[Exercise] Gather from the listing below each line that includes the word "shortcut", and copy it.

┌─ Record extracts

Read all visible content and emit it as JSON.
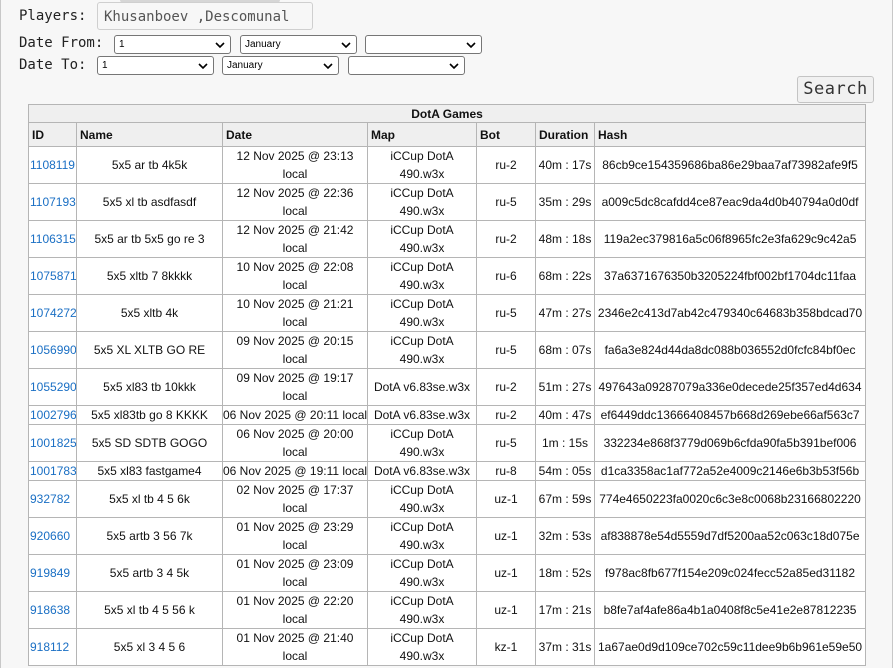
{
  "filters": {
    "players_label": "Players:",
    "players_value": "Khusanboev ,Descomunal",
    "date_from_label": "Date From:",
    "date_to_label": "Date To:",
    "from_day": "1",
    "from_month": "January",
    "from_year": "",
    "to_day": "1",
    "to_month": "January",
    "to_year": "",
    "search_label": "Search"
  },
  "table": {
    "title": "DotA Games",
    "columns": [
      "ID",
      "Name",
      "Date",
      "Map",
      "Bot",
      "Duration",
      "Hash"
    ],
    "rows": [
      {
        "id": "1108119",
        "name": "5x5 ar tb 4k5k",
        "date1": "12 Nov 2025 @ 23:13",
        "date2": "local",
        "map1": "iCCup DotA",
        "map2": "490.w3x",
        "bot": "ru-2",
        "duration": "40m : 17s",
        "hash": "86cb9ce154359686ba86e29baa7af73982afe9f5"
      },
      {
        "id": "1107193",
        "name": "5x5 xl tb asdfasdf",
        "date1": "12 Nov 2025 @ 22:36",
        "date2": "local",
        "map1": "iCCup DotA",
        "map2": "490.w3x",
        "bot": "ru-5",
        "duration": "35m : 29s",
        "hash": "a009c5dc8cafdd4ce87eac9da4d0b40794a0d0df"
      },
      {
        "id": "1106315",
        "name": "5x5 ar tb 5x5 go re 3",
        "date1": "12 Nov 2025 @ 21:42",
        "date2": "local",
        "map1": "iCCup DotA",
        "map2": "490.w3x",
        "bot": "ru-2",
        "duration": "48m : 18s",
        "hash": "119a2ec379816a5c06f8965fc2e3fa629c9c42a5"
      },
      {
        "id": "1075871",
        "name": "5x5 xltb 7 8kkkk",
        "date1": "10 Nov 2025 @ 22:08",
        "date2": "local",
        "map1": "iCCup DotA",
        "map2": "490.w3x",
        "bot": "ru-6",
        "duration": "68m : 22s",
        "hash": "37a6371676350b3205224fbf002bf1704dc11faa"
      },
      {
        "id": "1074272",
        "name": "5x5 xltb 4k",
        "date1": "10 Nov 2025 @ 21:21",
        "date2": "local",
        "map1": "iCCup DotA",
        "map2": "490.w3x",
        "bot": "ru-5",
        "duration": "47m : 27s",
        "hash": "2346e2c413d7ab42c479340c64683b358bdcad70"
      },
      {
        "id": "1056990",
        "name": "5x5 XL XLTB GO RE",
        "date1": "09 Nov 2025 @ 20:15",
        "date2": "local",
        "map1": "iCCup DotA",
        "map2": "490.w3x",
        "bot": "ru-5",
        "duration": "68m : 07s",
        "hash": "fa6a3e824d44da8dc088b036552d0fcfc84bf0ec"
      },
      {
        "id": "1055290",
        "name": "5x5 xl83 tb 10kkk",
        "date1": "09 Nov 2025 @ 19:17",
        "date2": "local",
        "map1": "DotA v6.83se.w3x",
        "map2": "",
        "bot": "ru-2",
        "duration": "51m : 27s",
        "hash": "497643a09287079a336e0decede25f357ed4d634"
      },
      {
        "id": "1002796",
        "name": "5x5 xl83tb go 8 KKKK",
        "date1": "06 Nov 2025 @ 20:11 local",
        "date2": "",
        "map1": "DotA v6.83se.w3x",
        "map2": "",
        "bot": "ru-2",
        "duration": "40m : 47s",
        "hash": "ef6449ddc13666408457b668d269ebe66af563c7"
      },
      {
        "id": "1001825",
        "name": "5x5 SD SDTB GOGO",
        "date1": "06 Nov 2025 @ 20:00",
        "date2": "local",
        "map1": "iCCup DotA",
        "map2": "490.w3x",
        "bot": "ru-5",
        "duration": "1m : 15s",
        "hash": "332234e868f3779d069b6cfda90fa5b391bef006"
      },
      {
        "id": "1001783",
        "name": "5x5 xl83 fastgame4",
        "date1": "06 Nov 2025 @ 19:11 local",
        "date2": "",
        "map1": "DotA v6.83se.w3x",
        "map2": "",
        "bot": "ru-8",
        "duration": "54m : 05s",
        "hash": "d1ca3358ac1af772a52e4009c2146e6b3b53f56b"
      },
      {
        "id": "932782",
        "name": "5x5 xl tb 4 5 6k",
        "date1": "02 Nov 2025 @ 17:37",
        "date2": "local",
        "map1": "iCCup DotA",
        "map2": "490.w3x",
        "bot": "uz-1",
        "duration": "67m : 59s",
        "hash": "774e4650223fa0020c6c3e8c0068b23166802220"
      },
      {
        "id": "920660",
        "name": "5x5 artb 3 56 7k",
        "date1": "01 Nov 2025 @ 23:29",
        "date2": "local",
        "map1": "iCCup DotA",
        "map2": "490.w3x",
        "bot": "uz-1",
        "duration": "32m : 53s",
        "hash": "af838878e54d5559d7df5200aa52c063c18d075e"
      },
      {
        "id": "919849",
        "name": "5x5 artb 3 4 5k",
        "date1": "01 Nov 2025 @ 23:09",
        "date2": "local",
        "map1": "iCCup DotA",
        "map2": "490.w3x",
        "bot": "uz-1",
        "duration": "18m : 52s",
        "hash": "f978ac8fb677f154e209c024fecc52a85ed31182"
      },
      {
        "id": "918638",
        "name": "5x5 xl tb 4 5 56 k",
        "date1": "01 Nov 2025 @ 22:20",
        "date2": "local",
        "map1": "iCCup DotA",
        "map2": "490.w3x",
        "bot": "uz-1",
        "duration": "17m : 21s",
        "hash": "b8fe7af4afe86a4b1a0408f8c5e41e2e87812235"
      },
      {
        "id": "918112",
        "name": "5x5 xl 3 4 5 6",
        "date1": "01 Nov 2025 @ 21:40",
        "date2": "local",
        "map1": "iCCup DotA",
        "map2": "490.w3x",
        "bot": "kz-1",
        "duration": "37m : 31s",
        "hash": "1a67ae0d9d109ce702c59c11dee9b6b961e59e50"
      }
    ]
  },
  "colors": {
    "link": "#1a6fc4",
    "border": "#b5b5b5",
    "header_bg": "#efefef",
    "page_bg": "#f7f7f7"
  }
}
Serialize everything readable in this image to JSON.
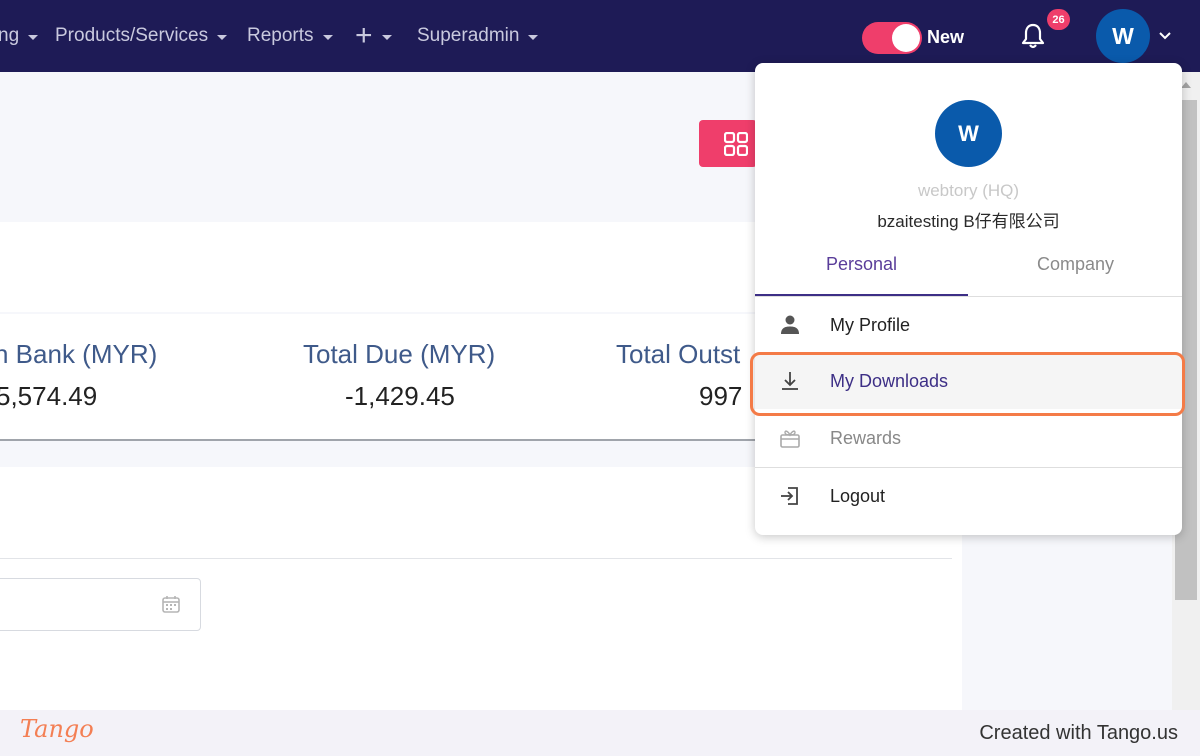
{
  "topnav": {
    "items": [
      {
        "label": "ng"
      },
      {
        "label": "Products/Services"
      },
      {
        "label": "Reports"
      },
      {
        "label": "+"
      },
      {
        "label": "Superadmin"
      }
    ],
    "toggle_label": "New",
    "notification_count": "26",
    "avatar_initial": "W"
  },
  "colors": {
    "nav_bg": "#1e1b56",
    "accent_pink": "#ef3e6b",
    "avatar_blue": "#0a5aab",
    "highlight_orange": "#f47b47"
  },
  "stats": [
    {
      "label": "n Bank (MYR)",
      "value": "5,574.49"
    },
    {
      "label": "Total Due (MYR)",
      "value": "-1,429.45"
    },
    {
      "label": "Total Outst",
      "value": "997"
    }
  ],
  "dropdown": {
    "avatar_initial": "W",
    "company_name": "webtory (HQ)",
    "org_name": "bzaitesting B仔有限公司",
    "tabs": [
      {
        "label": "Personal",
        "active": true
      },
      {
        "label": "Company",
        "active": false
      }
    ],
    "items": [
      {
        "label": "My Profile",
        "icon": "person-icon"
      },
      {
        "label": "My Downloads",
        "icon": "download-icon"
      },
      {
        "label": "Rewards",
        "icon": "gift-icon"
      },
      {
        "label": "Logout",
        "icon": "logout-icon"
      }
    ]
  },
  "footer": {
    "logo": "Tango",
    "credit": "Created with Tango.us"
  }
}
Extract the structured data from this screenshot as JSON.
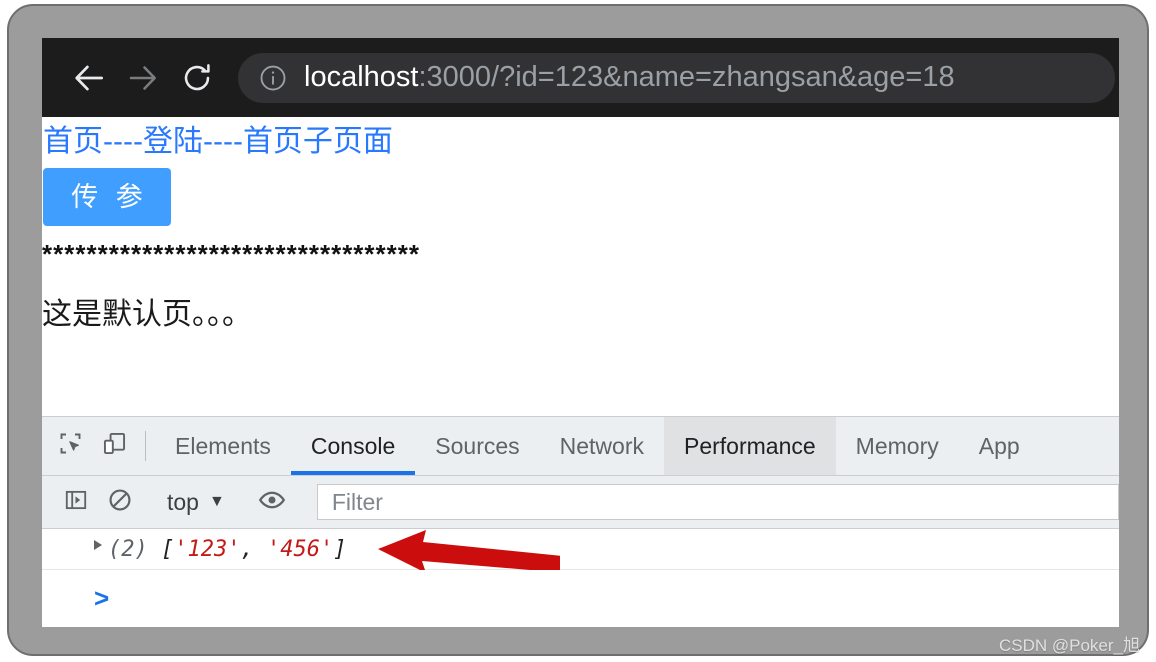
{
  "browser": {
    "back_icon": "arrow-left-icon",
    "forward_icon": "arrow-right-icon",
    "reload_icon": "reload-icon",
    "site_info_icon": "info-circle-icon",
    "url_host": "localhost",
    "url_rest": ":3000/?id=123&name=zhangsan&age=18",
    "url_full": "localhost:3000/?id=123&name=zhangsan&age=18"
  },
  "page": {
    "nav_links": [
      {
        "label": "首页"
      },
      {
        "label": "登陆"
      },
      {
        "label": "首页子页面"
      }
    ],
    "nav_separator": "----",
    "button_label": "传 参",
    "stars_line": "**********************************",
    "body_text": "这是默认页。。。"
  },
  "devtools": {
    "inspect_icon": "inspect-element-icon",
    "device_icon": "device-toolbar-icon",
    "tabs": [
      {
        "label": "Elements",
        "state": "normal"
      },
      {
        "label": "Console",
        "state": "active"
      },
      {
        "label": "Sources",
        "state": "normal"
      },
      {
        "label": "Network",
        "state": "normal"
      },
      {
        "label": "Performance",
        "state": "hovered"
      },
      {
        "label": "Memory",
        "state": "normal"
      },
      {
        "label": "App",
        "state": "clipped"
      }
    ],
    "console_toolbar": {
      "sidebar_icon": "console-sidebar-icon",
      "clear_icon": "clear-console-icon",
      "context_label": "top",
      "context_caret": "▼",
      "eye_icon": "live-expression-eye-icon",
      "filter_placeholder": "Filter",
      "filter_value": ""
    },
    "console_output": {
      "disclosure_icon": "expand-triangle-icon",
      "count_label": "(2)",
      "open_bracket": "[",
      "items": [
        "'123'",
        "'456'"
      ],
      "item_separator": ", ",
      "close_bracket": "]",
      "prompt_symbol": ">"
    }
  },
  "annotation": {
    "arrow_icon": "red-arrow-left-icon",
    "arrow_color": "#cc0d0d"
  },
  "watermark": {
    "text": "CSDN @Poker_旭"
  },
  "colors": {
    "chrome_bg": "#1c1c1c",
    "omnibox_bg": "#323234",
    "link_blue": "#2979ff",
    "button_blue": "#409eff",
    "tab_active_underline": "#1a73e8",
    "console_string_red": "#c41a16",
    "frame_gray": "#9c9c9c"
  }
}
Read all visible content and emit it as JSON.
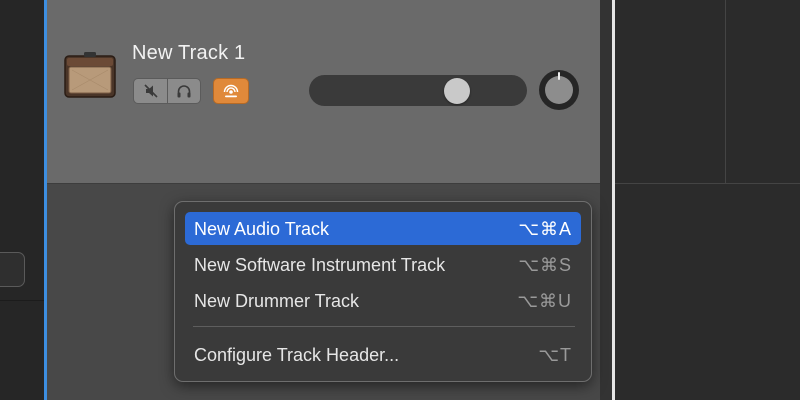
{
  "track": {
    "name": "New Track 1",
    "volume_fraction": 0.71,
    "icon": "guitar-amp-icon",
    "buttons": {
      "mute_icon": "speaker-muted-icon",
      "solo_icon": "headphones-icon",
      "record_enable_icon": "input-monitoring-icon"
    }
  },
  "context_menu": {
    "items": [
      {
        "label": "New Audio Track",
        "shortcut": "⌥⌘A",
        "selected": true
      },
      {
        "label": "New Software Instrument Track",
        "shortcut": "⌥⌘S",
        "selected": false
      },
      {
        "label": "New Drummer Track",
        "shortcut": "⌥⌘U",
        "selected": false
      },
      {
        "label": "Configure Track Header...",
        "shortcut": "⌥T",
        "selected": false
      }
    ]
  },
  "colors": {
    "selection": "#2c6ad6",
    "record_button": "#e0893a",
    "playhead_line": "#3d8ee0"
  }
}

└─

[Completed exercise]
        "shortcut": "⌥⌘A",
        "shortcut": "⌥⌘S",
        "shortcut": "⌥⌘U",
        "shortcut": "⌥T",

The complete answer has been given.